by Lori Tamura
Light waves, when generated a certain way, can exert twisting forces on matter. In the visible-light regime, such beams have been used as “optical tweezers” to trap and manipulate tiny particles (like a tractor beam) or to detect rotational motion in targets. Now, the ability to generate beams with a specific type of rotational character, known as orbital angular momentum (OAM), has been extended to the soft x-ray regime. The work lays the foundation for a new type of soft x-ray contrast mechanism that could provide access to previously hidden material properties.
In a recently published Nature Photonics paper, researchers from the Advanced Light Source (ALS) and the University of Oregon reported on the fabrication and testing of specialized diffraction gratings that, when placed in the coherent light of ALS Beamline 12.0.2, produce OAM soft x-ray beams of exceptionally high quality.
With this work, the researchers have begun to push the envelope of soft x-ray techniques available for probing and manipulating the electronic structure of matter using light. “I’ve been using circularly polarized light for a very long time,” said ALS Staff Scientist and study co-author Sujoy Roy, referring to a commonly used form of light that carries a different kind of angular momentum. For years, researchers have used circularly polarized light to study all kinds of things, from chemical bonds to magnetism. “OAM beams provide a new degree of freedom,” said Roy.
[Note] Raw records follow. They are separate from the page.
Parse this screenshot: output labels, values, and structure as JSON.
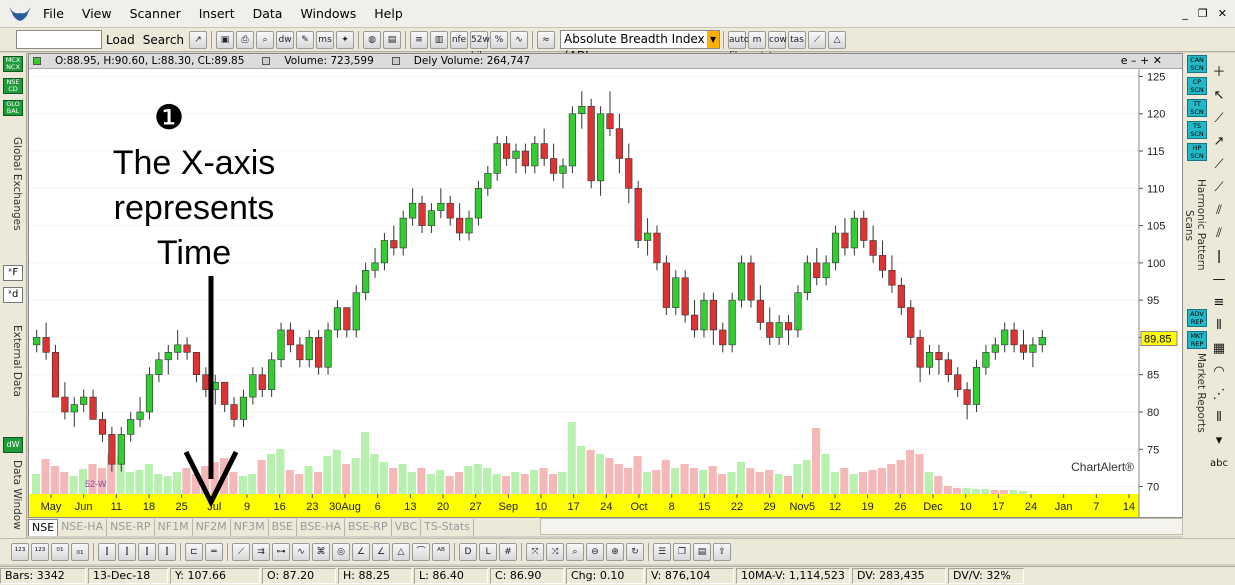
{
  "menu": {
    "items": [
      "File",
      "View",
      "Scanner",
      "Insert",
      "Data",
      "Windows",
      "Help"
    ]
  },
  "toolbar": {
    "load_label": "Load",
    "search_label": "Search",
    "indicator_value": "Absolute Breadth Index (ABI",
    "icons": [
      "dw",
      "ms",
      "nfe",
      "52w hilo",
      "auto fibo",
      "m pvt",
      "cow tam",
      "tas"
    ]
  },
  "left_panel": {
    "buttons": [
      "MCX NCX",
      "NSE CD",
      "GLO BAL"
    ],
    "global_label": "Global Exchanges",
    "external_label": "External Data",
    "data_window_label": "Data Window",
    "dw_icon": "dW"
  },
  "right_panel": {
    "scan_buttons": [
      "CAN SCN",
      "CP SCN",
      "TT SCN",
      "TS SCN",
      "HP SCN"
    ],
    "harmonic_label": "Harmonic Pattern Scans",
    "report_buttons": [
      "ADV REP",
      "MKT REP"
    ],
    "market_label": "Market Reports",
    "abc_label": "abc"
  },
  "chart_header": {
    "ohlc": "O:88.95, H:90.60, L:88.30, CL:89.85",
    "volume": "Volume: 723,599",
    "dely_volume": "Dely Volume: 264,747",
    "controls": "e – + ✕",
    "color_green": "#22aa22",
    "color_red": "#cc2222",
    "ohlc_swatch": "#33cc33",
    "vol_swatch": "#cccccc"
  },
  "annotation": {
    "number": "❶",
    "line1": "The X-axis",
    "line2": "represents",
    "line3": "Time"
  },
  "chart_data": {
    "type": "candlestick",
    "ylim": [
      69,
      126
    ],
    "y_ticks": [
      70,
      75,
      80,
      85,
      90,
      95,
      100,
      105,
      110,
      115,
      120,
      125
    ],
    "x_ticks": [
      "May",
      "Jun",
      "11",
      "18",
      "25",
      "Jul",
      "9",
      "16",
      "23",
      "30Aug",
      "6",
      "13",
      "20",
      "27",
      "Sep",
      "10",
      "17",
      "24",
      "Oct",
      "8",
      "15",
      "22",
      "29",
      "Nov5",
      "12",
      "19",
      "26",
      "Dec",
      "10",
      "17",
      "24",
      "Jan",
      "7",
      "14"
    ],
    "last_price": "89.85",
    "watermark": "ChartAlert®",
    "low_label": "52-W",
    "up_color": "#33cc33",
    "down_color": "#dd3333",
    "vol_up_color": "#b8f0b0",
    "vol_down_color": "#f5b8b8",
    "axis_band_color": "#ffff00",
    "candles": [
      [
        89,
        91,
        88,
        90
      ],
      [
        90,
        92,
        87,
        88
      ],
      [
        88,
        89,
        82,
        82
      ],
      [
        82,
        84,
        79,
        80
      ],
      [
        80,
        82,
        78,
        81
      ],
      [
        81,
        83,
        80,
        82
      ],
      [
        82,
        83,
        79,
        79
      ],
      [
        79,
        80,
        76,
        77
      ],
      [
        77,
        78,
        72,
        73
      ],
      [
        73,
        78,
        72,
        77
      ],
      [
        77,
        80,
        76,
        79
      ],
      [
        79,
        82,
        78,
        80
      ],
      [
        80,
        86,
        79,
        85
      ],
      [
        85,
        88,
        84,
        87
      ],
      [
        87,
        89,
        85,
        88
      ],
      [
        88,
        91,
        87,
        89
      ],
      [
        89,
        90,
        87,
        88
      ],
      [
        88,
        88,
        84,
        85
      ],
      [
        85,
        86,
        82,
        83
      ],
      [
        83,
        85,
        81,
        84
      ],
      [
        84,
        84,
        80,
        81
      ],
      [
        81,
        82,
        78,
        79
      ],
      [
        79,
        83,
        78,
        82
      ],
      [
        82,
        86,
        81,
        85
      ],
      [
        85,
        86,
        82,
        83
      ],
      [
        83,
        88,
        82,
        87
      ],
      [
        87,
        92,
        86,
        91
      ],
      [
        91,
        92,
        88,
        89
      ],
      [
        89,
        90,
        86,
        87
      ],
      [
        87,
        91,
        86,
        90
      ],
      [
        90,
        91,
        85,
        86
      ],
      [
        86,
        92,
        85,
        91
      ],
      [
        91,
        95,
        90,
        94
      ],
      [
        94,
        94,
        90,
        91
      ],
      [
        91,
        97,
        90,
        96
      ],
      [
        96,
        100,
        95,
        99
      ],
      [
        99,
        102,
        98,
        100
      ],
      [
        100,
        104,
        99,
        103
      ],
      [
        103,
        105,
        101,
        102
      ],
      [
        102,
        107,
        101,
        106
      ],
      [
        106,
        110,
        105,
        108
      ],
      [
        108,
        109,
        104,
        105
      ],
      [
        105,
        108,
        104,
        107
      ],
      [
        107,
        110,
        106,
        108
      ],
      [
        108,
        109,
        105,
        106
      ],
      [
        106,
        108,
        103,
        104
      ],
      [
        104,
        107,
        103,
        106
      ],
      [
        106,
        111,
        105,
        110
      ],
      [
        110,
        113,
        109,
        112
      ],
      [
        112,
        117,
        111,
        116
      ],
      [
        116,
        117,
        113,
        114
      ],
      [
        114,
        116,
        112,
        115
      ],
      [
        115,
        116,
        112,
        113
      ],
      [
        113,
        117,
        112,
        116
      ],
      [
        116,
        118,
        113,
        114
      ],
      [
        114,
        116,
        111,
        112
      ],
      [
        112,
        114,
        110,
        113
      ],
      [
        113,
        121,
        112,
        120
      ],
      [
        120,
        123,
        118,
        121
      ],
      [
        121,
        122,
        110,
        111
      ],
      [
        111,
        121,
        109,
        120
      ],
      [
        120,
        123,
        117,
        118
      ],
      [
        118,
        120,
        112,
        114
      ],
      [
        114,
        116,
        108,
        110
      ],
      [
        110,
        111,
        102,
        103
      ],
      [
        103,
        106,
        101,
        104
      ],
      [
        104,
        105,
        99,
        100
      ],
      [
        100,
        101,
        93,
        94
      ],
      [
        94,
        99,
        93,
        98
      ],
      [
        98,
        99,
        92,
        93
      ],
      [
        93,
        95,
        90,
        91
      ],
      [
        91,
        96,
        90,
        95
      ],
      [
        95,
        96,
        89,
        91
      ],
      [
        91,
        92,
        88,
        89
      ],
      [
        89,
        96,
        88,
        95
      ],
      [
        95,
        101,
        94,
        100
      ],
      [
        100,
        101,
        94,
        95
      ],
      [
        95,
        97,
        91,
        92
      ],
      [
        92,
        94,
        89,
        90
      ],
      [
        90,
        93,
        89,
        92
      ],
      [
        92,
        93,
        89,
        91
      ],
      [
        91,
        97,
        90,
        96
      ],
      [
        96,
        101,
        95,
        100
      ],
      [
        100,
        102,
        97,
        98
      ],
      [
        98,
        101,
        97,
        100
      ],
      [
        100,
        105,
        99,
        104
      ],
      [
        104,
        106,
        101,
        102
      ],
      [
        102,
        107,
        101,
        106
      ],
      [
        106,
        107,
        102,
        103
      ],
      [
        103,
        105,
        100,
        101
      ],
      [
        101,
        103,
        98,
        99
      ],
      [
        99,
        101,
        96,
        97
      ],
      [
        97,
        98,
        93,
        94
      ],
      [
        94,
        95,
        89,
        90
      ],
      [
        90,
        91,
        84,
        86
      ],
      [
        86,
        89,
        85,
        88
      ],
      [
        88,
        89,
        85,
        87
      ],
      [
        87,
        88,
        84,
        85
      ],
      [
        85,
        86,
        82,
        83
      ],
      [
        83,
        84,
        79,
        81
      ],
      [
        81,
        87,
        80,
        86
      ],
      [
        86,
        89,
        85,
        88
      ],
      [
        88,
        90,
        87,
        89
      ],
      [
        89,
        92,
        88,
        91
      ],
      [
        91,
        92,
        88,
        89
      ],
      [
        89,
        91,
        87,
        88
      ],
      [
        88,
        90,
        86,
        89
      ],
      [
        89,
        91,
        88,
        90
      ]
    ],
    "volumes": [
      [
        20,
        0
      ],
      [
        35,
        1
      ],
      [
        28,
        1
      ],
      [
        22,
        1
      ],
      [
        18,
        0
      ],
      [
        25,
        0
      ],
      [
        30,
        1
      ],
      [
        26,
        1
      ],
      [
        40,
        1
      ],
      [
        38,
        0
      ],
      [
        22,
        0
      ],
      [
        24,
        0
      ],
      [
        30,
        0
      ],
      [
        20,
        0
      ],
      [
        18,
        0
      ],
      [
        22,
        0
      ],
      [
        26,
        1
      ],
      [
        20,
        1
      ],
      [
        28,
        1
      ],
      [
        32,
        1
      ],
      [
        36,
        1
      ],
      [
        22,
        1
      ],
      [
        18,
        0
      ],
      [
        20,
        0
      ],
      [
        34,
        1
      ],
      [
        40,
        0
      ],
      [
        45,
        0
      ],
      [
        24,
        1
      ],
      [
        20,
        1
      ],
      [
        28,
        0
      ],
      [
        22,
        1
      ],
      [
        38,
        0
      ],
      [
        44,
        0
      ],
      [
        30,
        1
      ],
      [
        36,
        0
      ],
      [
        62,
        0
      ],
      [
        40,
        0
      ],
      [
        32,
        0
      ],
      [
        26,
        1
      ],
      [
        30,
        0
      ],
      [
        22,
        0
      ],
      [
        26,
        1
      ],
      [
        20,
        0
      ],
      [
        24,
        0
      ],
      [
        18,
        1
      ],
      [
        22,
        1
      ],
      [
        28,
        0
      ],
      [
        30,
        0
      ],
      [
        26,
        0
      ],
      [
        20,
        0
      ],
      [
        18,
        1
      ],
      [
        22,
        0
      ],
      [
        20,
        1
      ],
      [
        24,
        0
      ],
      [
        26,
        1
      ],
      [
        20,
        1
      ],
      [
        22,
        0
      ],
      [
        72,
        0
      ],
      [
        48,
        0
      ],
      [
        44,
        1
      ],
      [
        40,
        0
      ],
      [
        36,
        1
      ],
      [
        30,
        1
      ],
      [
        26,
        1
      ],
      [
        38,
        1
      ],
      [
        22,
        0
      ],
      [
        24,
        1
      ],
      [
        34,
        1
      ],
      [
        26,
        0
      ],
      [
        30,
        1
      ],
      [
        26,
        1
      ],
      [
        24,
        0
      ],
      [
        28,
        1
      ],
      [
        20,
        1
      ],
      [
        22,
        0
      ],
      [
        32,
        0
      ],
      [
        26,
        1
      ],
      [
        22,
        1
      ],
      [
        24,
        1
      ],
      [
        20,
        0
      ],
      [
        18,
        1
      ],
      [
        30,
        0
      ],
      [
        34,
        0
      ],
      [
        66,
        1
      ],
      [
        40,
        0
      ],
      [
        22,
        0
      ],
      [
        26,
        1
      ],
      [
        20,
        0
      ],
      [
        22,
        1
      ],
      [
        24,
        1
      ],
      [
        26,
        1
      ],
      [
        30,
        1
      ],
      [
        34,
        1
      ],
      [
        44,
        1
      ],
      [
        40,
        1
      ],
      [
        22,
        0
      ],
      [
        18,
        1
      ],
      [
        8,
        1
      ],
      [
        6,
        1
      ],
      [
        6,
        0
      ],
      [
        5,
        0
      ],
      [
        5,
        0
      ],
      [
        4,
        1
      ],
      [
        4,
        1
      ],
      [
        4,
        0
      ],
      [
        3,
        0
      ]
    ]
  }
}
How does OAM light differ from circularly polarized light? In a circularly polarized beam, the electromagnetic field vector rotates around the beam’s central axis. In an OAM beam, it’s the phase of the light wave that rotates, tracing out a helical path as the beam travels through space. This phase structure has some interesting consequences.
Along the beam’s axis, the phase is undefined—like a singularity at the center of a vortex. This causes the beams to appear as a ring, with darkness in the middle. Also, since multiple helices can be intertwined (the double helix of DNA being one example), OAM beams have a “topological charge,” 𝑙, determined by the number of intertwined helices it has.
The topological charge provides a measure of the amount of OAM in a beam: ±𝑙ℏ, where ℏ is the fundamental quantum of angular momentum, and the sign indicates the rotational sense (left or right handed). In this work, the researchers were able to generate a beam carrying an unprecedented 30ℏ of OAM per photon.
They accomplished this by using diffraction gratings with a particular type of defect called a fork dislocation, made at the University of Oregon by study co-authors Spencer Alexander and Ben McMorran. “In my other research with electrons,” said McMorran, “we design and make nanoscale diffraction holograms—patterns of grooves and slits in thin membranes that can imprint a pattern onto a free electron that passes right through it. Here we found that we could use the same structures to manipulate x-rays.”
By perpendicularly crossing two fork gratings, the researchers were also able to create an OAM beam analyzer, which could be used to detect how a beam changes after interaction with a sample. Another type of compound grating allowed the superposition of two types of OAM modes, resulting in diffraction fringes that look like flower petals. “If this beam falls on a sample and elastically scatters, the flower petals will rotate,” said Roy. “But if it scatters inelastically, then the contrast will change.”
The researchers speculate that OAM beams could enable both the manipulation and finer characterization of topologically complex electronic matter, such as magnetic skyrmions or magnetic vortices. “I think if you have a system with some sort of circulation, either a helix or a loop, you can center your vortex beam on that,” said ALS Director and study co-author Steve Kevan. “That’s got to make a difference. We’re always tuning the wavelength to get some different chemical contrast. This is a way to get topological contrast.”
Other ideas include using OAM beams to enhance soft x-ray microscopy, resonant inelastic x-ray scattering (RIXS), or angle-resolved photoelectron spectroscopy (ARPES). There is also the possibility of direct OAM transfer between x-rays and electronic matter.
To work, of course, diffraction gratings require coherent light. With the ALS Upgrade (ALS-U) Project underway, coherent light thousands of times brighter is on the horizon. “With the ALS, you can extract a coherent fraction by throwing out 99% of the beam outside of this one little smooth spot,” said Kevan. “The upgraded ALS will have coherence across the whole beam.”
As more x-ray sources become capable of OAM creation, the researchers’ intent is to establish a model for generating and analyzing soft x-ray OAM beams using diffractive optics. But will this new capability truly enable enhanced contrast? “The jury’s still out,” said Roy. “We will test that. I think for ALS-U science this is a pretty big step,” he said. “It’s really very, very exciting.”